Dental implants are artificial titanium roots that arise to meet the aesthetic, masticatory and phonetic needs that are diminished after the loss of natural teeth.
In the absence of one or more teeth, patients request a treatment option that solves the aesthetic and functional problem in the most conservative way possible, that is, avoiding reducing the adjacent teeth for the preparation of a bridge. And this is only achieved by means of dental implants.
Although many materials have been developed over the course of history, the material used today is titanium.
Titanium is not only a material that is very biocompatible with the human organism, but it also has the ability to bond living bone intimately to its surface.
In this way, the bone accepts the titanium as if it were actually part of the body’s own structure, thus producing a biological weld.
Once the implants have healed, the prostheses (caps) are stabilised on them, which function exactly like natural teeth.
Dental implants will allow us to chew with total comfort, smile and speak with the same security as with our own teeth.

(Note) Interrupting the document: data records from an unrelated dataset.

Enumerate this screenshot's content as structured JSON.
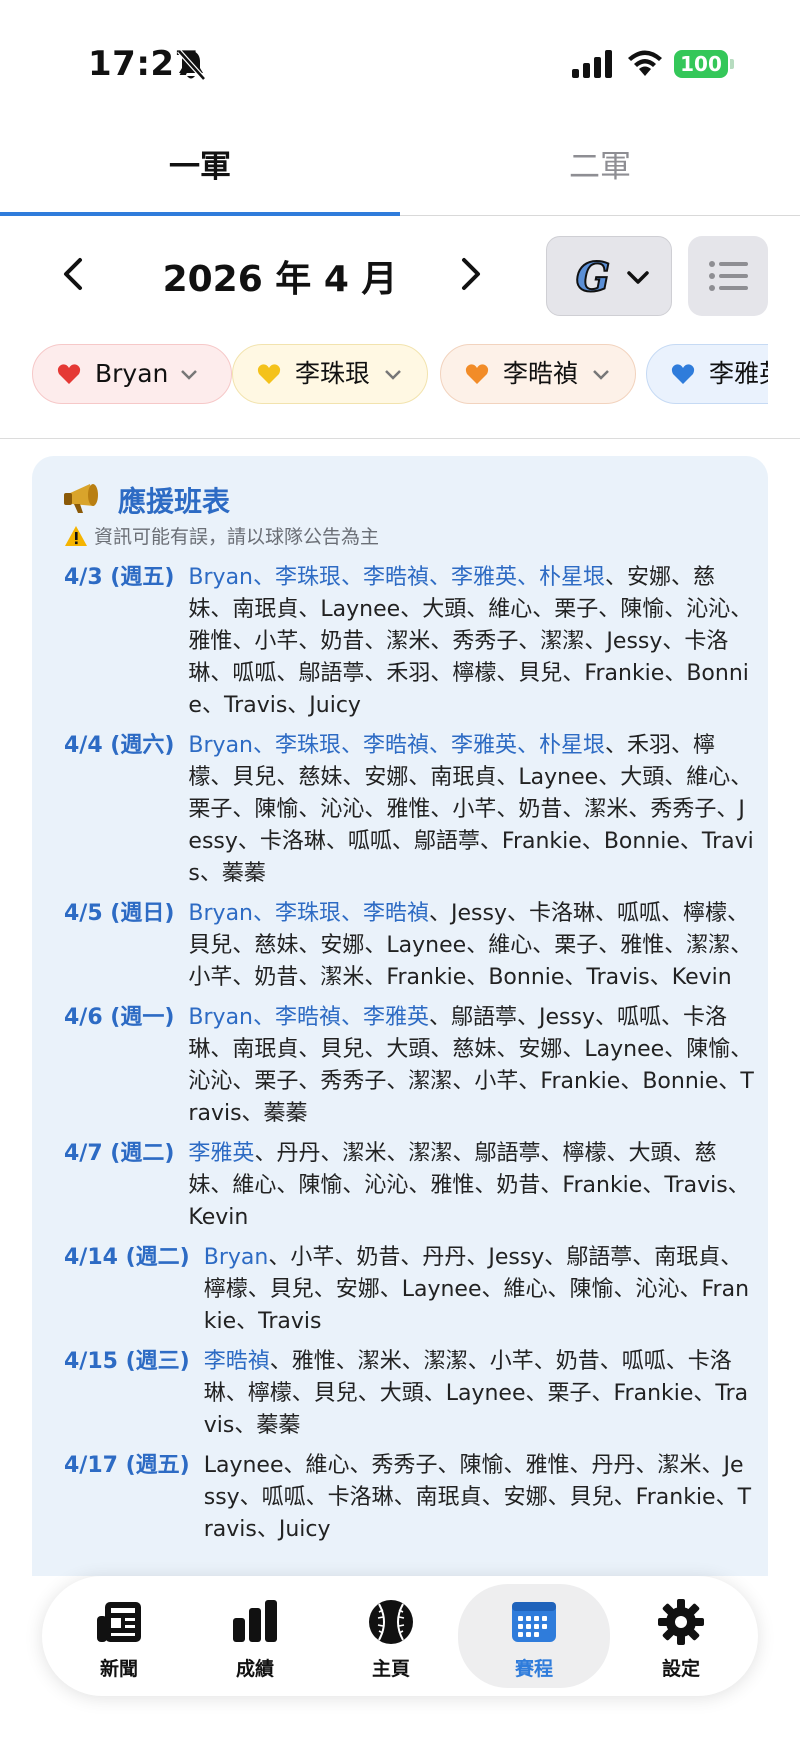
{
  "status": {
    "time": "17:27",
    "battery": "100"
  },
  "team_tabs": [
    {
      "label": "一軍",
      "active": true
    },
    {
      "label": "二軍",
      "active": false
    }
  ],
  "month_nav": {
    "label": "2026 年 4 月"
  },
  "team_selector": {
    "logo": "G"
  },
  "chips": [
    {
      "label": "Bryan",
      "color": "#e53935"
    },
    {
      "label": "李珠珢",
      "color": "#f4c21b"
    },
    {
      "label": "李晧禎",
      "color": "#f28c28"
    },
    {
      "label": "李雅英",
      "color": "#2f7cdb"
    }
  ],
  "roster": {
    "title": "應援班表",
    "note": "資訊可能有誤，請以球隊公告為主",
    "rows": [
      {
        "date": "4/3 (週五)",
        "highlight": "Bryan、李珠珢、李晧禎、李雅英、朴星垠",
        "names": "、安娜、慈妹、南珉貞、Laynee、大頭、維心、栗子、陳愉、沁沁、雅惟、小芊、奶昔、潔米、秀秀子、潔潔、Jessy、卡洛琳、呱呱、鄔語葶、禾羽、檸檬、貝兒、Frankie、Bonnie、Travis、Juicy"
      },
      {
        "date": "4/4 (週六)",
        "highlight": "Bryan、李珠珢、李晧禎、李雅英、朴星垠",
        "names": "、禾羽、檸檬、貝兒、慈妹、安娜、南珉貞、Laynee、大頭、維心、栗子、陳愉、沁沁、雅惟、小芊、奶昔、潔米、秀秀子、Jessy、卡洛琳、呱呱、鄔語葶、Frankie、Bonnie、Travis、蓁蓁"
      },
      {
        "date": "4/5 (週日)",
        "highlight": "Bryan、李珠珢、李晧禎",
        "names": "、Jessy、卡洛琳、呱呱、檸檬、貝兒、慈妹、安娜、Laynee、維心、栗子、雅惟、潔潔、小芊、奶昔、潔米、Frankie、Bonnie、Travis、Kevin"
      },
      {
        "date": "4/6 (週一)",
        "highlight": "Bryan、李晧禎、李雅英",
        "names": "、鄔語葶、Jessy、呱呱、卡洛琳、南珉貞、貝兒、大頭、慈妹、安娜、Laynee、陳愉、沁沁、栗子、秀秀子、潔潔、小芊、Frankie、Bonnie、Travis、蓁蓁"
      },
      {
        "date": "4/7 (週二)",
        "highlight": "李雅英",
        "names": "、丹丹、潔米、潔潔、鄔語葶、檸檬、大頭、慈妹、維心、陳愉、沁沁、雅惟、奶昔、Frankie、Travis、Kevin"
      },
      {
        "date": "4/14 (週二)",
        "highlight": "Bryan",
        "names": "、小芊、奶昔、丹丹、Jessy、鄔語葶、南珉貞、檸檬、貝兒、安娜、Laynee、維心、陳愉、沁沁、Frankie、Travis"
      },
      {
        "date": "4/15 (週三)",
        "highlight": "李晧禎",
        "names": "、雅惟、潔米、潔潔、小芊、奶昔、呱呱、卡洛琳、檸檬、貝兒、大頭、Laynee、栗子、Frankie、Travis、蓁蓁"
      },
      {
        "date": "4/17 (週五)",
        "highlight": "",
        "names": "Laynee、維心、秀秀子、陳愉、雅惟、丹丹、潔米、Jessy、呱呱、卡洛琳、南珉貞、安娜、貝兒、Frankie、Travis、Juicy"
      }
    ]
  },
  "tab_bar": [
    {
      "label": "新聞",
      "icon": "newspaper-icon"
    },
    {
      "label": "成績",
      "icon": "bar-chart-icon"
    },
    {
      "label": "主頁",
      "icon": "baseball-icon"
    },
    {
      "label": "賽程",
      "icon": "calendar-icon",
      "active": true
    },
    {
      "label": "設定",
      "icon": "gear-icon"
    }
  ]
}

In some specific and favourable cases, the patient, after undergoing implant surgery, can have a provisional prosthesis inserted on the same day as the surgery. This type of treatment provides the highest level of comfort, rehabilitation and readaptation of the patient to daily life, but in order for it to be carried out, a series of indispensable characteristics must be met.